* [THE DATA]
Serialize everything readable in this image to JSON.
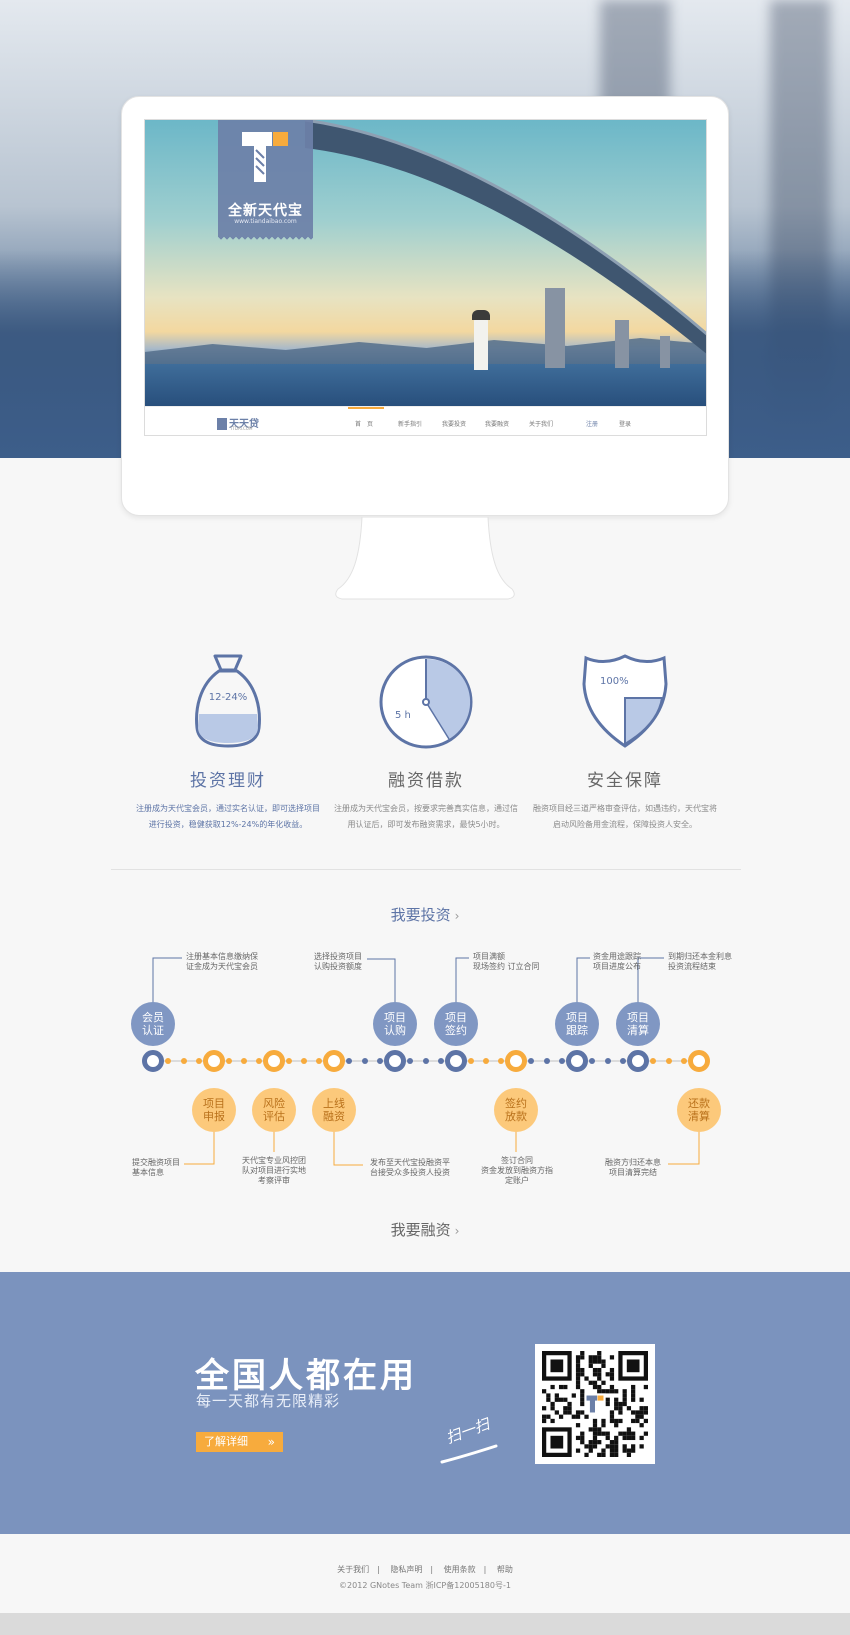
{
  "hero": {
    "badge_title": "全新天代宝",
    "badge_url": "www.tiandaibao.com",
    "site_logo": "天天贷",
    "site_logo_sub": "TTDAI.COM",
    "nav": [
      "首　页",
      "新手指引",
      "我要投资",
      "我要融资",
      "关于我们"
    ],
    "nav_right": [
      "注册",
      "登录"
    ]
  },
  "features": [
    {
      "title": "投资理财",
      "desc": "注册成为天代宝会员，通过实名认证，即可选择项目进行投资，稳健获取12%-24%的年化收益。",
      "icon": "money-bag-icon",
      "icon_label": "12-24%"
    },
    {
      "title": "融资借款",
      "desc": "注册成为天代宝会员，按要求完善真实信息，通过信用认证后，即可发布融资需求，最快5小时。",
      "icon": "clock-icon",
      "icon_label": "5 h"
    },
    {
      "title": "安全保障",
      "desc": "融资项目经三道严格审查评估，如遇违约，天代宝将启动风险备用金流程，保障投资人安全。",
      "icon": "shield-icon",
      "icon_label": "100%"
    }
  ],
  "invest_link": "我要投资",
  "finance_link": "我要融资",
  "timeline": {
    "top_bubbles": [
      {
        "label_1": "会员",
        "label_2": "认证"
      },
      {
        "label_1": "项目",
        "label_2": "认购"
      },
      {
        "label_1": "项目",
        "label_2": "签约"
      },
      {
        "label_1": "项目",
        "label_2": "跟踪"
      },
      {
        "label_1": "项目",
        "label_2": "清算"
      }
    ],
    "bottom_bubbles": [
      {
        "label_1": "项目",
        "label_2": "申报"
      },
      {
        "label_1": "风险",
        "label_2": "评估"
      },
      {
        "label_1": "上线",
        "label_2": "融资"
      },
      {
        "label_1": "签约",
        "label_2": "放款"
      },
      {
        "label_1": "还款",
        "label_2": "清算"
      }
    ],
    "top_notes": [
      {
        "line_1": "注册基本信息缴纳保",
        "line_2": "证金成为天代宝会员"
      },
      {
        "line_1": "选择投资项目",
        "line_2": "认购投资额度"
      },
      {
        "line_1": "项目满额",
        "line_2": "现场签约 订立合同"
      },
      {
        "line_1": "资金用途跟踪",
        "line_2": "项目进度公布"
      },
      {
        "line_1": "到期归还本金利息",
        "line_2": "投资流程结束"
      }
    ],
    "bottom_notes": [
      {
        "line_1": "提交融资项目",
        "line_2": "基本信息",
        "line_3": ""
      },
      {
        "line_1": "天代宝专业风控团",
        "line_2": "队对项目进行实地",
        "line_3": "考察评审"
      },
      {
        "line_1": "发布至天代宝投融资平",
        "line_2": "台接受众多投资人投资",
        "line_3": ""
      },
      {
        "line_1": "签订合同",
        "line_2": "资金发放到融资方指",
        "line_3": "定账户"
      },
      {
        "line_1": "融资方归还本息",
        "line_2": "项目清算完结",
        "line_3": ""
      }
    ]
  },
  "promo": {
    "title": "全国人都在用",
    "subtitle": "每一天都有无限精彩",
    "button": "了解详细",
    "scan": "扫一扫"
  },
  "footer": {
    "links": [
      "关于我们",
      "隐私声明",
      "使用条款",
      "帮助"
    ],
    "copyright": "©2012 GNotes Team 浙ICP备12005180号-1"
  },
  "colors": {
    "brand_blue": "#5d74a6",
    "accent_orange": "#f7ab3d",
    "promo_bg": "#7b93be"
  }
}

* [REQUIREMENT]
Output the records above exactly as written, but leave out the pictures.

* [EXPECTED OUTPUT]
Serialize everything readable in this image to JSON.
{
  "hero": {
    "badge_title": "全新天代宝",
    "badge_url": "www.tiandaibao.com",
    "site_logo": "天天贷",
    "site_logo_sub": "TTDAI.COM",
    "nav": [
      "首　页",
      "新手指引",
      "我要投资",
      "我要融资",
      "关于我们"
    ],
    "nav_right": [
      "注册",
      "登录"
    ]
  },
  "features": [
    {
      "title": "投资理财",
      "desc": "注册成为天代宝会员，通过实名认证，即可选择项目进行投资，稳健获取12%-24%的年化收益。",
      "icon": "money-bag-icon",
      "icon_label": "12-24%"
    },
    {
      "title": "融资借款",
      "desc": "注册成为天代宝会员，按要求完善真实信息，通过信用认证后，即可发布融资需求，最快5小时。",
      "icon": "clock-icon",
      "icon_label": "5 h"
    },
    {
      "title": "安全保障",
      "desc": "融资项目经三道严格审查评估，如遇违约，天代宝将启动风险备用金流程，保障投资人安全。",
      "icon": "shield-icon",
      "icon_label": "100%"
    }
  ],
  "invest_link": "我要投资",
  "finance_link": "我要融资",
  "timeline": {
    "top_bubbles": [
      {
        "label_1": "会员",
        "label_2": "认证"
      },
      {
        "label_1": "项目",
        "label_2": "认购"
      },
      {
        "label_1": "项目",
        "label_2": "签约"
      },
      {
        "label_1": "项目",
        "label_2": "跟踪"
      },
      {
        "label_1": "项目",
        "label_2": "清算"
      }
    ],
    "bottom_bubbles": [
      {
        "label_1": "项目",
        "label_2": "申报"
      },
      {
        "label_1": "风险",
        "label_2": "评估"
      },
      {
        "label_1": "上线",
        "label_2": "融资"
      },
      {
        "label_1": "签约",
        "label_2": "放款"
      },
      {
        "label_1": "还款",
        "label_2": "清算"
      }
    ],
    "top_notes": [
      {
        "line_1": "注册基本信息缴纳保",
        "line_2": "证金成为天代宝会员"
      },
      {
        "line_1": "选择投资项目",
        "line_2": "认购投资额度"
      },
      {
        "line_1": "项目满额",
        "line_2": "现场签约 订立合同"
      },
      {
        "line_1": "资金用途跟踪",
        "line_2": "项目进度公布"
      },
      {
        "line_1": "到期归还本金利息",
        "line_2": "投资流程结束"
      }
    ],
    "bottom_notes": [
      {
        "line_1": "提交融资项目",
        "line_2": "基本信息",
        "line_3": ""
      },
      {
        "line_1": "天代宝专业风控团",
        "line_2": "队对项目进行实地",
        "line_3": "考察评审"
      },
      {
        "line_1": "发布至天代宝投融资平",
        "line_2": "台接受众多投资人投资",
        "line_3": ""
      },
      {
        "line_1": "签订合同",
        "line_2": "资金发放到融资方指",
        "line_3": "定账户"
      },
      {
        "line_1": "融资方归还本息",
        "line_2": "项目清算完结",
        "line_3": ""
      }
    ]
  },
  "promo": {
    "title": "全国人都在用",
    "subtitle": "每一天都有无限精彩",
    "button": "了解详细",
    "scan": "扫一扫"
  },
  "footer": {
    "links": [
      "关于我们",
      "隐私声明",
      "使用条款",
      "帮助"
    ],
    "copyright": "©2012 GNotes Team 浙ICP备12005180号-1"
  },
  "colors": {
    "brand_blue": "#5d74a6",
    "accent_orange": "#f7ab3d",
    "promo_bg": "#7b93be"
  }
}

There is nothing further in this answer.